→ TASK DESCRIPTION
Output every entry exactly as given.

---- DATASET RECORDS

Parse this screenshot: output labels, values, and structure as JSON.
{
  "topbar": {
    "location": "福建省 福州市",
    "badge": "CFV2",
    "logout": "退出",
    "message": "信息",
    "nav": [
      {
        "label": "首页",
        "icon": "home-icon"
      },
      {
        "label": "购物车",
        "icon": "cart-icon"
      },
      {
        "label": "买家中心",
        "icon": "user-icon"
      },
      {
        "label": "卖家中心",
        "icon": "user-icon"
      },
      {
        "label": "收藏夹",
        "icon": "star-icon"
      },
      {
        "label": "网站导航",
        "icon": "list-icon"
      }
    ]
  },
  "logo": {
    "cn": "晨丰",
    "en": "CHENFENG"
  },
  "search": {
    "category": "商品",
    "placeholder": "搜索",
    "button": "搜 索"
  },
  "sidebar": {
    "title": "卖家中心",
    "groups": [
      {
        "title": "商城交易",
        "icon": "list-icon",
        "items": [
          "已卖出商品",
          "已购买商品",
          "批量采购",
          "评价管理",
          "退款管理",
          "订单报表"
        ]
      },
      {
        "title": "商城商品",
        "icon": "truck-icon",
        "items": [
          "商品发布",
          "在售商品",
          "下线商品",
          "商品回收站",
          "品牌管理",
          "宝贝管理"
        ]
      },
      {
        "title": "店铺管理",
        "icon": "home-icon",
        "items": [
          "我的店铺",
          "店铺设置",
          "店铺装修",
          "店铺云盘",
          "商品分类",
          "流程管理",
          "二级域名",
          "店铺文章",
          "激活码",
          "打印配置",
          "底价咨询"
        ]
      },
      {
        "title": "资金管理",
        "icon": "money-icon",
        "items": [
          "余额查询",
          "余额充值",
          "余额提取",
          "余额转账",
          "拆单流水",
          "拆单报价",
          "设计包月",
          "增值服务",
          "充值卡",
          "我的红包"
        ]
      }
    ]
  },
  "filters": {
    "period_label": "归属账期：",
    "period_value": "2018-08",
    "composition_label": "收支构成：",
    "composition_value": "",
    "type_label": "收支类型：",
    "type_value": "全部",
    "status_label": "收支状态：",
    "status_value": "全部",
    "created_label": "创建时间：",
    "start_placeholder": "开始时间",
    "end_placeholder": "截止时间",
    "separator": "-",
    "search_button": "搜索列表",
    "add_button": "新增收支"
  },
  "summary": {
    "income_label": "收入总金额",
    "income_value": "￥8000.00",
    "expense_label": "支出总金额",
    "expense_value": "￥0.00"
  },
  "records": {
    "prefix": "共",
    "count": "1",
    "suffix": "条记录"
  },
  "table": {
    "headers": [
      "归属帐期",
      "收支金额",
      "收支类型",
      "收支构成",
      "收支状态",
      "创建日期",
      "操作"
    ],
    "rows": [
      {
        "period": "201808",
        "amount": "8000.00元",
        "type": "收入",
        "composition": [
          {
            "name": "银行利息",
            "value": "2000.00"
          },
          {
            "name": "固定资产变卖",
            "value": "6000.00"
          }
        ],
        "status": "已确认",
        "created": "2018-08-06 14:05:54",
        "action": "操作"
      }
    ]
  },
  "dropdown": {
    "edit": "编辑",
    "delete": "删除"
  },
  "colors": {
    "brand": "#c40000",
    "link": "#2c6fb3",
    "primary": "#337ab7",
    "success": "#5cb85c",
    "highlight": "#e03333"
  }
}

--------

→ REPLY
Parse this screenshot: output labels, values, and structure as JSON.
{
  "topbar": {
    "location": "福建省 福州市",
    "badge": "CFV2",
    "logout": "退出",
    "message": "信息",
    "nav": [
      {
        "label": "首页",
        "icon": "home-icon"
      },
      {
        "label": "购物车",
        "icon": "cart-icon"
      },
      {
        "label": "买家中心",
        "icon": "user-icon"
      },
      {
        "label": "卖家中心",
        "icon": "user-icon"
      },
      {
        "label": "收藏夹",
        "icon": "star-icon"
      },
      {
        "label": "网站导航",
        "icon": "list-icon"
      }
    ]
  },
  "logo": {
    "cn": "晨丰",
    "en": "CHENFENG"
  },
  "search": {
    "category": "商品",
    "placeholder": "搜索",
    "button": "搜 索"
  },
  "sidebar": {
    "title": "卖家中心",
    "groups": [
      {
        "title": "商城交易",
        "icon": "list-icon",
        "items": [
          "已卖出商品",
          "已购买商品",
          "批量采购",
          "评价管理",
          "退款管理",
          "订单报表"
        ]
      },
      {
        "title": "商城商品",
        "icon": "truck-icon",
        "items": [
          "商品发布",
          "在售商品",
          "下线商品",
          "商品回收站",
          "品牌管理",
          "宝贝管理"
        ]
      },
      {
        "title": "店铺管理",
        "icon": "home-icon",
        "items": [
          "我的店铺",
          "店铺设置",
          "店铺装修",
          "店铺云盘",
          "商品分类",
          "流程管理",
          "二级域名",
          "店铺文章",
          "激活码",
          "打印配置",
          "底价咨询"
        ]
      },
      {
        "title": "资金管理",
        "icon": "money-icon",
        "items": [
          "余额查询",
          "余额充值",
          "余额提取",
          "余额转账",
          "拆单流水",
          "拆单报价",
          "设计包月",
          "增值服务",
          "充值卡",
          "我的红包"
        ]
      }
    ]
  },
  "filters": {
    "period_label": "归属账期：",
    "period_value": "2018-08",
    "composition_label": "收支构成：",
    "composition_value": "",
    "type_label": "收支类型：",
    "type_value": "全部",
    "status_label": "收支状态：",
    "status_value": "全部",
    "created_label": "创建时间：",
    "start_placeholder": "开始时间",
    "end_placeholder": "截止时间",
    "separator": "-",
    "search_button": "搜索列表",
    "add_button": "新增收支"
  },
  "summary": {
    "income_label": "收入总金额",
    "income_value": "￥8000.00",
    "expense_label": "支出总金额",
    "expense_value": "￥0.00"
  },
  "records": {
    "prefix": "共",
    "count": "1",
    "suffix": "条记录"
  },
  "table": {
    "headers": [
      "归属帐期",
      "收支金额",
      "收支类型",
      "收支构成",
      "收支状态",
      "创建日期",
      "操作"
    ],
    "rows": [
      {
        "period": "201808",
        "amount": "8000.00元",
        "type": "收入",
        "composition": [
          {
            "name": "银行利息",
            "value": "2000.00"
          },
          {
            "name": "固定资产变卖",
            "value": "6000.00"
          }
        ],
        "status": "已确认",
        "created": "2018-08-06 14:05:54",
        "action": "操作"
      }
    ]
  },
  "dropdown": {
    "edit": "编辑",
    "delete": "删除"
  },
  "colors": {
    "brand": "#c40000",
    "link": "#2c6fb3",
    "primary": "#337ab7",
    "success": "#5cb85c",
    "highlight": "#e03333"
  }
}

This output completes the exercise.